Laughing Gull (Larus atricilla)

The laughing gull is well named- its characteristic call is a loud ‘ha-ha-ha-hah-ha-haah-haah!’


The laughing gull is a small gull, measuring 40-43 cm in length- slightly smaller than a crow. Its body, neck, rump and tail are white. It has dark grey wings with black tips, a dark grey back, and a black head. It can be distinguished from other similar gulls by its dark red bill and feet, and by the trailing edges of its wings, which are white. In the winter, adult gulls have white faces and dingy grey heads, and dark grey-black bills. Juvenile gulls in their first and second seasons are more difficult to identify, but still show a characteristic combination of dark upper parts, a white rump and a white area on the rear edge of their wings.


The laughing gull breeds in a few isolated colonies along the coast of Nova Scotia, and at other locations along the Atlantic coast, reaching as far south as northern Venezuela.
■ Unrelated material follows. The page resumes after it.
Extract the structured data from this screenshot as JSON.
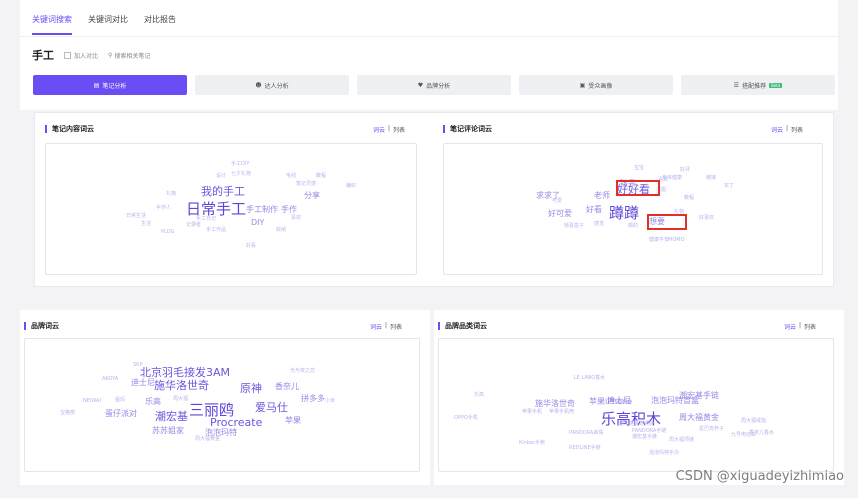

It winters on the Atlantic coast from North Carolina to northern South America, and on the Pacific coast from southern Mexico to Ecuador.


Laughing gulls inhabit open grassy, sandy or muddy areas along the Atlantic coast. Their diet is composed primarily of aquatic invertebrates, but they also eat insects, small fish, garbage and, occasionally, the eggs and young of other birds. These gulls feed mainly by picking food off the ground, but also dive from the air to catch organisms swimming near the water’s surface, and occasionally pursue other seabirds in order to steal their food. Their eggs and young are preyed upon by herring gulls, which often compete for nest sites within established colonies of laughing gulls. These large colonies are usually located in sandy or marshy areas, often near river mouths or around dunes, where the birds can conceal their nests among patches of tall grass, shrubs or other vegetation.

In the breeding season, males display to potential mates by tossing their heads, uttering long calls, and crooning. Laughing gulls form monogamous pairs, which stay together to share the duties of building a nest and raising young. The ground nests consist of saucers woven from grass, twigs and other debris. The female lays 2-4 olive-brown, spotted eggs, which are incubated for 20 days.